[[ Source material open ]]
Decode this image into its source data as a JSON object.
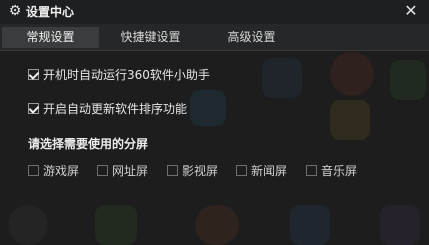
{
  "titlebar": {
    "title": "设置中心",
    "gear_icon": "gear-icon",
    "close_icon": "close-icon",
    "close_glyph": "✕"
  },
  "tabs": [
    {
      "label": "常规设置",
      "active": true
    },
    {
      "label": "快捷键设置",
      "active": false
    },
    {
      "label": "高级设置",
      "active": false
    }
  ],
  "options": [
    {
      "label": "开机时自动运行360软件小助手",
      "checked": true
    },
    {
      "label": "开启自动更新软件排序功能",
      "checked": true
    }
  ],
  "screens": {
    "title": "请选择需要使用的分屏",
    "items": [
      {
        "label": "游戏屏",
        "checked": false
      },
      {
        "label": "网址屏",
        "checked": false
      },
      {
        "label": "影视屏",
        "checked": false
      },
      {
        "label": "新闻屏",
        "checked": false
      },
      {
        "label": "音乐屏",
        "checked": false
      }
    ]
  },
  "colors": {
    "background": "#1d1d1e",
    "tab_active": "#3b3c3d",
    "text": "#e6e6e6"
  }
}
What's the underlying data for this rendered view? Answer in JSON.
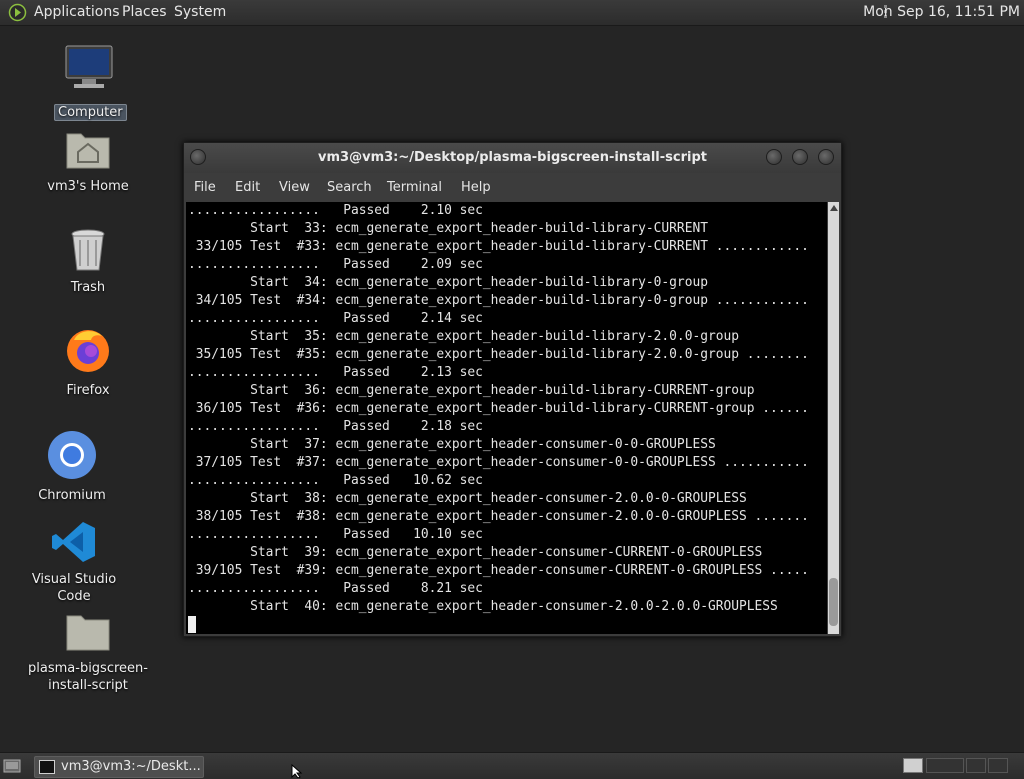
{
  "top_panel": {
    "applications": "Applications",
    "places": "Places",
    "system": "System",
    "clock": "Mon Sep 16, 11:51 PM"
  },
  "desktop_icons": [
    {
      "label": "Computer",
      "icon": "computer-icon"
    },
    {
      "label": "vm3's Home",
      "icon": "home-folder-icon"
    },
    {
      "label": "Trash",
      "icon": "trash-icon"
    },
    {
      "label": "Firefox",
      "icon": "firefox-icon"
    },
    {
      "label": "Chromium",
      "icon": "chromium-icon"
    },
    {
      "label": "Visual Studio Code",
      "icon": "vscode-icon"
    },
    {
      "label": "plasma-bigscreen-install-script",
      "label_line1": "plasma-bigscreen-",
      "label_line2": "install-script",
      "icon": "folder-icon"
    }
  ],
  "terminal": {
    "title": "vm3@vm3:~/Desktop/plasma-bigscreen-install-script",
    "menu": [
      "File",
      "Edit",
      "View",
      "Search",
      "Terminal",
      "Help"
    ],
    "lines": [
      ".................   Passed    2.10 sec",
      "        Start  33: ecm_generate_export_header-build-library-CURRENT",
      " 33/105 Test  #33: ecm_generate_export_header-build-library-CURRENT ............",
      ".................   Passed    2.09 sec",
      "        Start  34: ecm_generate_export_header-build-library-0-group",
      " 34/105 Test  #34: ecm_generate_export_header-build-library-0-group ............",
      ".................   Passed    2.14 sec",
      "        Start  35: ecm_generate_export_header-build-library-2.0.0-group",
      " 35/105 Test  #35: ecm_generate_export_header-build-library-2.0.0-group ........",
      ".................   Passed    2.13 sec",
      "        Start  36: ecm_generate_export_header-build-library-CURRENT-group",
      " 36/105 Test  #36: ecm_generate_export_header-build-library-CURRENT-group ......",
      ".................   Passed    2.18 sec",
      "        Start  37: ecm_generate_export_header-consumer-0-0-GROUPLESS",
      " 37/105 Test  #37: ecm_generate_export_header-consumer-0-0-GROUPLESS ...........",
      ".................   Passed   10.62 sec",
      "        Start  38: ecm_generate_export_header-consumer-2.0.0-0-GROUPLESS",
      " 38/105 Test  #38: ecm_generate_export_header-consumer-2.0.0-0-GROUPLESS .......",
      ".................   Passed   10.10 sec",
      "        Start  39: ecm_generate_export_header-consumer-CURRENT-0-GROUPLESS",
      " 39/105 Test  #39: ecm_generate_export_header-consumer-CURRENT-0-GROUPLESS .....",
      ".................   Passed    8.21 sec",
      "        Start  40: ecm_generate_export_header-consumer-2.0.0-2.0.0-GROUPLESS"
    ]
  },
  "taskbar": {
    "task_label": "vm3@vm3:~/Deskt..."
  }
}
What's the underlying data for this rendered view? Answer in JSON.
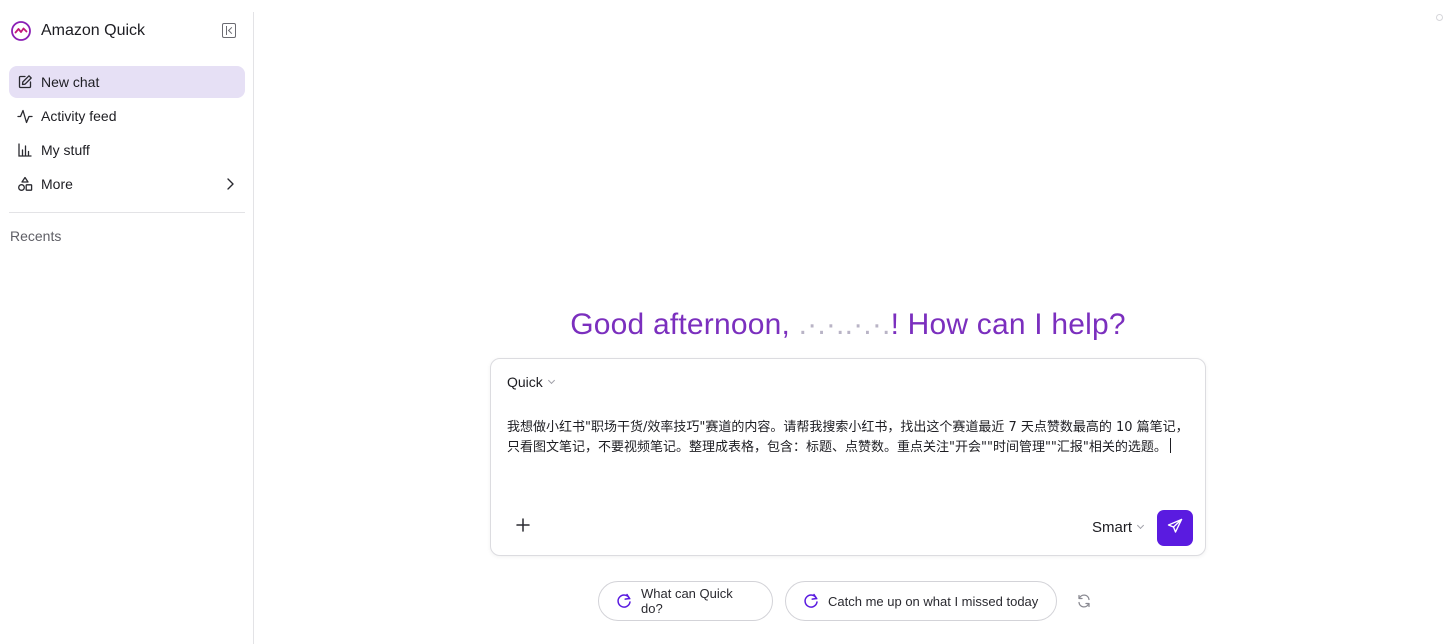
{
  "brand": {
    "name": "Amazon Quick",
    "logo_icon": "amazon-quick-logo",
    "collapse_icon": "sidebar-collapse-icon"
  },
  "nav": {
    "items": [
      {
        "label": "New chat",
        "icon": "pencil-square-icon",
        "active": true
      },
      {
        "label": "Activity feed",
        "icon": "activity-pulse-icon",
        "active": false
      },
      {
        "label": "My stuff",
        "icon": "bar-chart-icon",
        "active": false
      },
      {
        "label": "More",
        "icon": "shapes-icon",
        "active": false,
        "has_chevron": true
      }
    ]
  },
  "recents": {
    "label": "Recents"
  },
  "main": {
    "greeting_prefix": "Good afternoon, ",
    "greeting_name_masked": ".·.·..·.·.",
    "greeting_suffix": "! How can I help?",
    "composer": {
      "agent_label": "Quick",
      "prompt_value": "我想做小红书\"职场干货/效率技巧\"赛道的内容。请帮我搜索小红书，找出这个赛道最近 7 天点赞数最高的 10 篇笔记，只看图文笔记，不要视频笔记。整理成表格，包含：标题、点赞数。重点关注\"开会\"\"时间管理\"\"汇报\"相关的选题。",
      "model_label": "Smart",
      "attach_icon": "plus-icon",
      "send_icon": "paper-plane-icon"
    },
    "suggestions": [
      {
        "label": "What can Quick do?",
        "icon": "sparkle-loop-icon"
      },
      {
        "label": "Catch me up on what I missed today",
        "icon": "sparkle-loop-icon"
      }
    ],
    "refresh_icon": "refresh-icon"
  },
  "colors": {
    "accent": "#7b2fbe",
    "send_button": "#5a1be0",
    "active_nav_bg": "#e6e0f5"
  }
}
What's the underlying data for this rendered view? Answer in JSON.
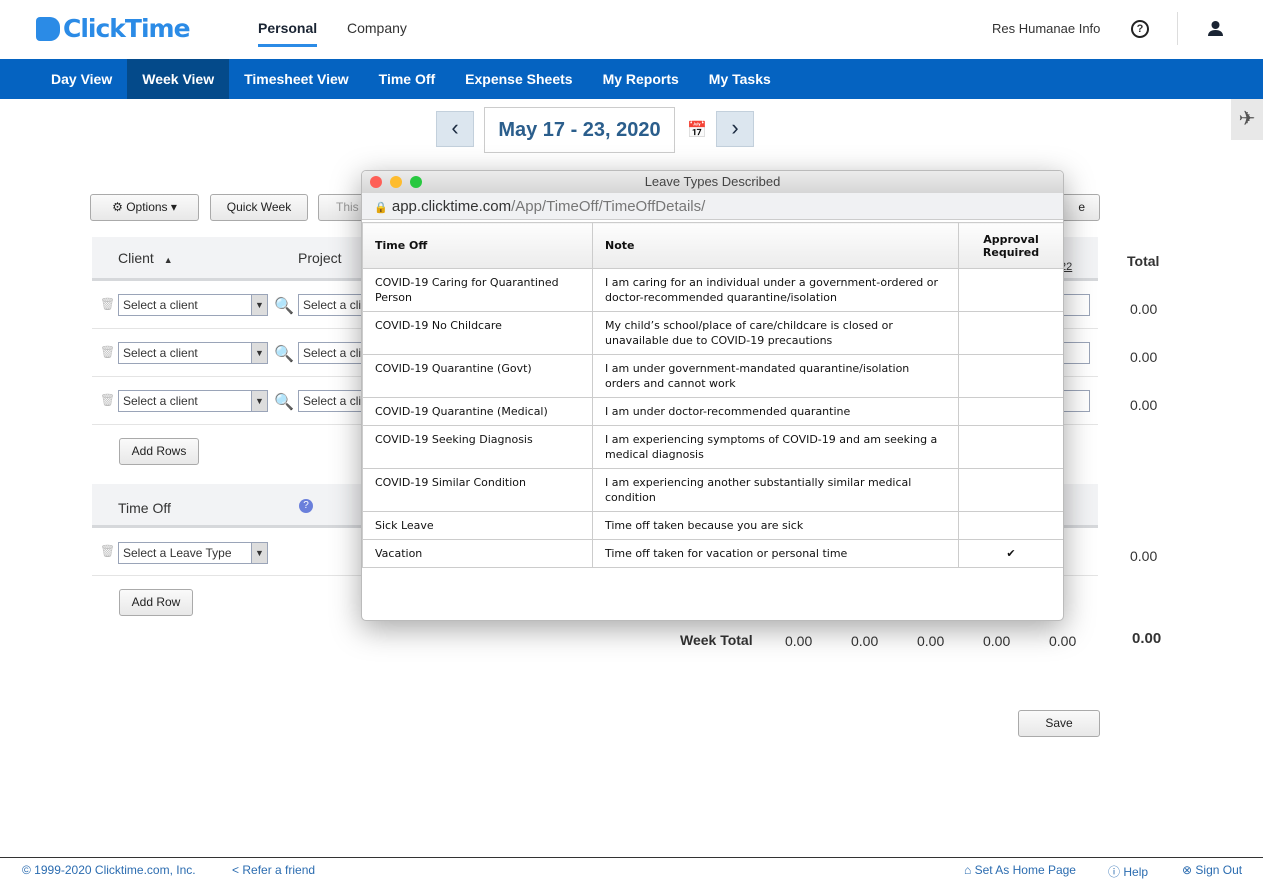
{
  "brand": "ClickTime",
  "top_tabs": {
    "personal": "Personal",
    "company": "Company"
  },
  "user": "Res Humanae Info",
  "nav": [
    "Day View",
    "Week View",
    "Timesheet View",
    "Time Off",
    "Expense Sheets",
    "My Reports",
    "My Tasks"
  ],
  "nav_active": "Week View",
  "date_range": "May 17 - 23, 2020",
  "toolbar": {
    "options": "Options",
    "quick_week": "Quick Week",
    "this_week": "This",
    "right_button": "e"
  },
  "grid": {
    "client_header": "Client",
    "project_header": "Project",
    "date_header": "22",
    "total_header": "Total",
    "client_placeholder": "Select a client",
    "project_placeholder": "Select a cli",
    "row_totals": [
      "0.00",
      "0.00",
      "0.00"
    ],
    "add_rows": "Add Rows",
    "time_off_header": "Time Off",
    "leave_placeholder": "Select a Leave Type",
    "time_off_total": "0.00",
    "add_row": "Add Row",
    "week_total_label": "Week Total",
    "week_totals": [
      "0.00",
      "0.00",
      "0.00",
      "0.00",
      "0.00"
    ],
    "grand_total": "0.00",
    "save": "Save"
  },
  "popup": {
    "title": "Leave Types Described",
    "url_domain": "app.clicktime.com",
    "url_path": "/App/TimeOff/TimeOffDetails/",
    "columns": [
      "Time Off",
      "Note",
      "Approval Required"
    ],
    "rows": [
      {
        "type": "COVID-19 Caring for Quarantined Person",
        "note": "I am caring for an individual under a government-ordered or doctor-recommended quarantine/isolation",
        "approval": ""
      },
      {
        "type": "COVID-19 No Childcare",
        "note": "My child’s school/place of care/childcare is closed or unavailable due to COVID-19 precautions",
        "approval": ""
      },
      {
        "type": "COVID-19 Quarantine (Govt)",
        "note": "I am under government-mandated quarantine/isolation orders and cannot work",
        "approval": ""
      },
      {
        "type": "COVID-19 Quarantine (Medical)",
        "note": "I am under doctor-recommended quarantine",
        "approval": ""
      },
      {
        "type": "COVID-19 Seeking Diagnosis",
        "note": "I am experiencing symptoms of COVID-19 and am seeking a medical diagnosis",
        "approval": ""
      },
      {
        "type": "COVID-19 Similar Condition",
        "note": "I am experiencing another substantially similar medical condition",
        "approval": ""
      },
      {
        "type": "Sick Leave",
        "note": "Time off taken because you are sick",
        "approval": ""
      },
      {
        "type": "Vacation",
        "note": "Time off taken for vacation or personal time",
        "approval": "✔"
      }
    ]
  },
  "footer": {
    "copyright": "© 1999-2020 Clicktime.com, Inc.",
    "refer": "Refer a friend",
    "home": "Set As Home Page",
    "help": "Help",
    "signout": "Sign Out"
  },
  "colors": {
    "nav": "#0563c1",
    "nav_active": "#044a8a",
    "brand": "#2b8be6"
  }
}
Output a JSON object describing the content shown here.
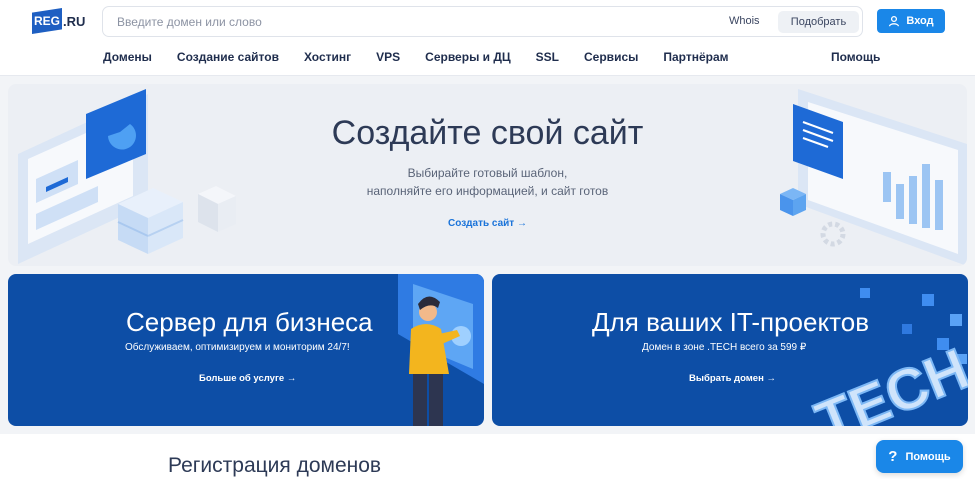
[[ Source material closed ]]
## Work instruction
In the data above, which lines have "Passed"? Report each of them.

## Solved exercise
      ".................   Passed    2.10 sec",
      ".................   Passed    2.09 sec",
      ".................   Passed    2.14 sec",
      ".................   Passed    2.13 sec",
      ".................   Passed    2.18 sec",
      ".................   Passed   10.62 sec",
      ".................   Passed   10.10 sec",
      ".................   Passed    8.21 sec",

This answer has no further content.